## Instructions to follow
All lines from the one containing "Output a JSON" through the final line of the records below should be reproduced exactly, with the pictures left out.

## Data supplied
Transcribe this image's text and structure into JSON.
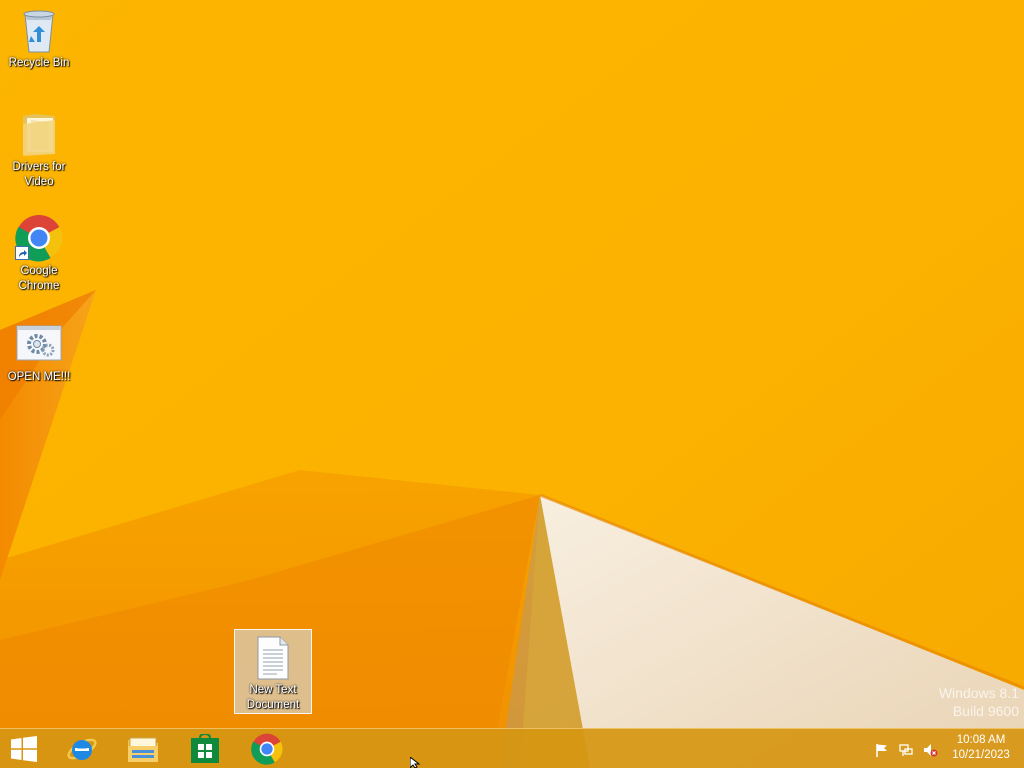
{
  "desktop": {
    "icons": [
      {
        "label": "Recycle Bin"
      },
      {
        "label": "Drivers for\nVideo"
      },
      {
        "label": "Google\nChrome"
      },
      {
        "label": "OPEN ME!!!"
      },
      {
        "label": "New Text\nDocument"
      }
    ]
  },
  "watermark": {
    "line1": "Windows 8.1",
    "line2": "Build 9600"
  },
  "taskbar": {
    "pinned": [
      "start-icon",
      "internet-explorer-icon",
      "file-explorer-icon",
      "store-icon",
      "chrome-icon"
    ],
    "tray": [
      "action-center-flag-icon",
      "network-icon",
      "volume-muted-icon"
    ],
    "clock": {
      "time": "10:08 AM",
      "date": "10/21/2023"
    }
  },
  "colors": {
    "wallpaper": "#fbb400",
    "wallpaper_dark": "#f08a00",
    "taskbar": "#d69612",
    "accent_white": "#ffffff"
  }
}
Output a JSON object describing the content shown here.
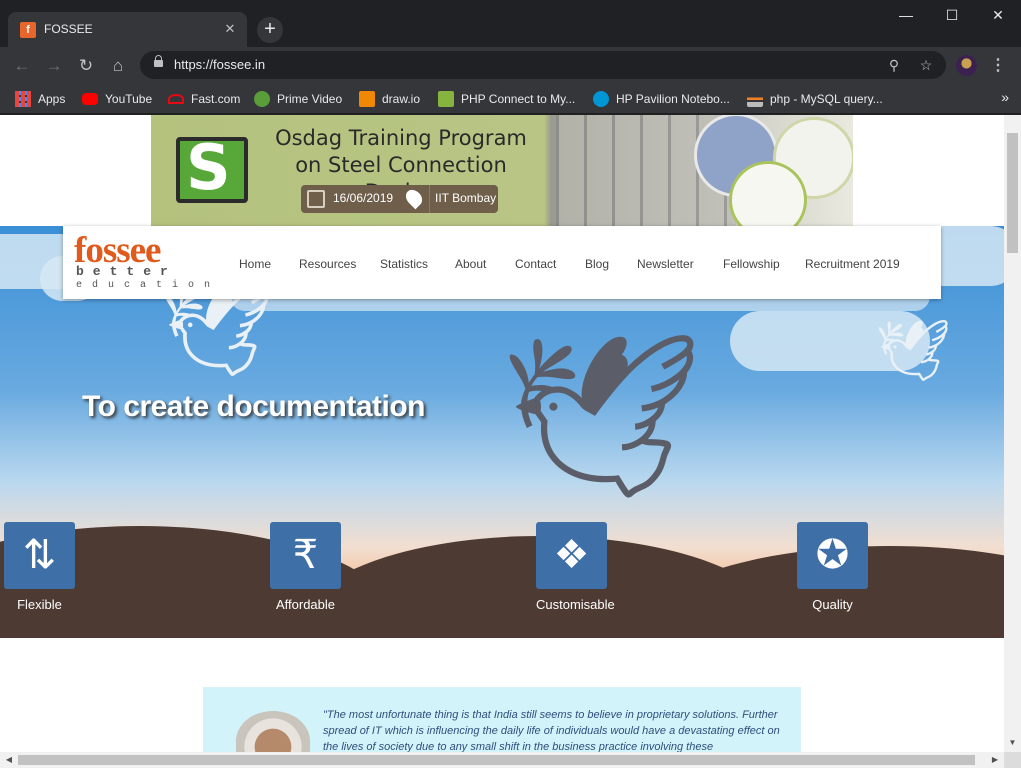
{
  "browser": {
    "tab": {
      "title": "FOSSEE",
      "favicon": "f"
    },
    "new_tab_symbol": "+",
    "url": "https://fossee.in",
    "bookmarks": [
      {
        "label": "Apps",
        "color": "#e8453c"
      },
      {
        "label": "YouTube",
        "color": "#ff0000"
      },
      {
        "label": "Fast.com",
        "color": "#e50914"
      },
      {
        "label": "Prime Video",
        "color": "#5a9e3a"
      },
      {
        "label": "draw.io",
        "color": "#f08705"
      },
      {
        "label": "PHP Connect to My...",
        "color": "#86b43f"
      },
      {
        "label": "HP Pavilion Notebo...",
        "color": "#0096d6"
      },
      {
        "label": "php - MySQL query...",
        "color": "#f48024"
      }
    ]
  },
  "banner": {
    "title_line1": "Osdag Training Program",
    "title_line2": "on Steel Connection Design",
    "date": "16/06/2019",
    "place": "IIT Bombay",
    "logo_letter": "S"
  },
  "logo": {
    "main": "fossee",
    "sub": "better",
    "sub2": "education"
  },
  "nav": [
    "Home",
    "Resources",
    "Statistics",
    "About",
    "Contact",
    "Blog",
    "Newsletter",
    "Fellowship",
    "Recruitment 2019"
  ],
  "hero": {
    "headline": "To create documentation"
  },
  "features": [
    {
      "label": "Flexible",
      "icon": "split-arrows-icon"
    },
    {
      "label": "Affordable",
      "icon": "rupee-icon"
    },
    {
      "label": "Customisable",
      "icon": "puzzle-icon"
    },
    {
      "label": "Quality",
      "icon": "award-badge-icon"
    }
  ],
  "quote": {
    "text": "\"The most unfortunate thing is that India still seems to believe in proprietary solutions. Further spread of IT which is influencing the daily life of individuals would have a devastating effect on the lives of society due to any small shift in the business practice involving these"
  },
  "colors": {
    "accent": "#e05a1e",
    "tile": "#3e6fa7",
    "quote_bg": "#d3f3fb"
  }
}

## Solution for this exercise
Output a JSON object describing the content shown here.
{
  "browser": {
    "tab": {
      "title": "FOSSEE",
      "favicon": "f"
    },
    "new_tab_symbol": "+",
    "url": "https://fossee.in",
    "bookmarks": [
      {
        "label": "Apps",
        "color": "#e8453c"
      },
      {
        "label": "YouTube",
        "color": "#ff0000"
      },
      {
        "label": "Fast.com",
        "color": "#e50914"
      },
      {
        "label": "Prime Video",
        "color": "#5a9e3a"
      },
      {
        "label": "draw.io",
        "color": "#f08705"
      },
      {
        "label": "PHP Connect to My...",
        "color": "#86b43f"
      },
      {
        "label": "HP Pavilion Notebo...",
        "color": "#0096d6"
      },
      {
        "label": "php - MySQL query...",
        "color": "#f48024"
      }
    ]
  },
  "banner": {
    "title_line1": "Osdag Training Program",
    "title_line2": "on Steel Connection Design",
    "date": "16/06/2019",
    "place": "IIT Bombay",
    "logo_letter": "S"
  },
  "logo": {
    "main": "fossee",
    "sub": "better",
    "sub2": "education"
  },
  "nav": [
    "Home",
    "Resources",
    "Statistics",
    "About",
    "Contact",
    "Blog",
    "Newsletter",
    "Fellowship",
    "Recruitment 2019"
  ],
  "hero": {
    "headline": "To create documentation"
  },
  "features": [
    {
      "label": "Flexible",
      "icon": "split-arrows-icon"
    },
    {
      "label": "Affordable",
      "icon": "rupee-icon"
    },
    {
      "label": "Customisable",
      "icon": "puzzle-icon"
    },
    {
      "label": "Quality",
      "icon": "award-badge-icon"
    }
  ],
  "quote": {
    "text": "\"The most unfortunate thing is that India still seems to believe in proprietary solutions. Further spread of IT which is influencing the daily life of individuals would have a devastating effect on the lives of society due to any small shift in the business practice involving these"
  },
  "colors": {
    "accent": "#e05a1e",
    "tile": "#3e6fa7",
    "quote_bg": "#d3f3fb"
  }
}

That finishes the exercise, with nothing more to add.